The state’s numbers have shifted multiple times in the last few days, first due to a mistake by the Oregon Health Authority after inadvertently lumping those under age 16 who had received a dose of a vaccine into the 16-19 age range. Now, the numbers have shifted again in the county’s favor.
“Preliminary data posted by the Oregon Health Authority on Monday did not include federal vaccine doses administered in counties,” a statement read.
It was those doses that pushed Washington County into the green.
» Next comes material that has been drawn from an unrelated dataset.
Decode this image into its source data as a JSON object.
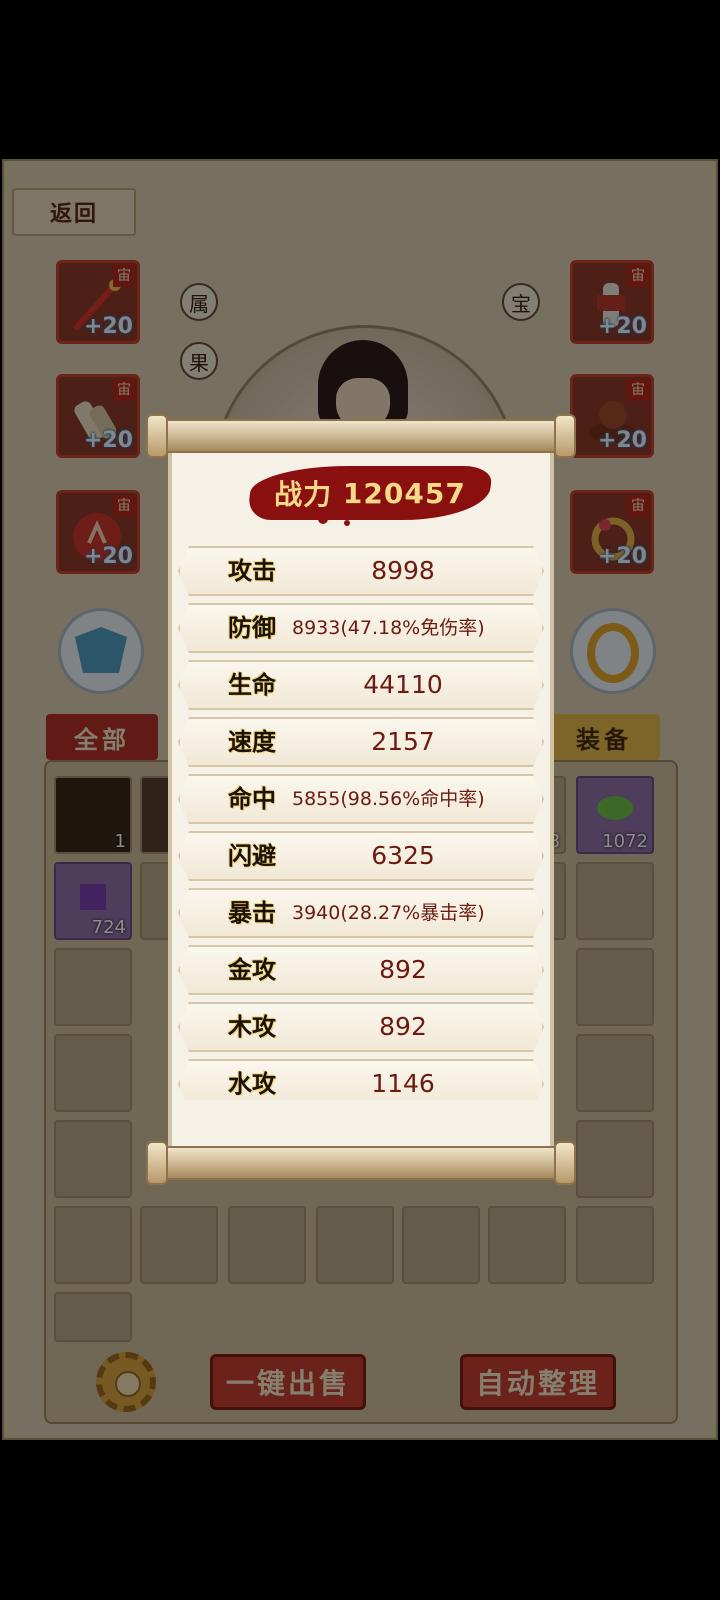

The current statistics displayed by the OHA do not include the federal doses, and show the county still at 64.3% as of Tuesday morning.
Each of the five counties moving to Lower Risk also submitted equity plans to the state to address vaccination gaps in ethnic and minority groups.
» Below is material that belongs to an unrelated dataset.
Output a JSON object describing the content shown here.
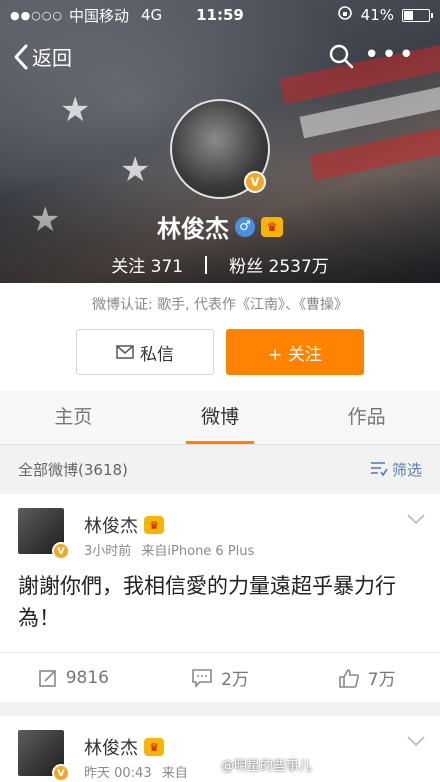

The county’s plan to address equity gaps
“This plan outlines Washington County’s efforts to address the vaccination equity gap among communities of color and other underserved community members. We are committed to continuing and adjusting these efforts until we close the gap,” the opening statement of Washington County’s state-required plan reads.
The ten-page document outlines how the county plans to and has been tackling the lower rate of vaccine adoption for several minority and ethnic groups. Native Hawaiian/Pacific Islander residents have the highest rate of vaccination at 55.1%, followed by Asian residents at 49.5%, white residents at 46.9%, American Indian/Alaska Native residents at 46.2%, Hispanic/Latinx residents at 33.3%, and Black residents at 31.7%, according to data compiled May 18 from the OHA.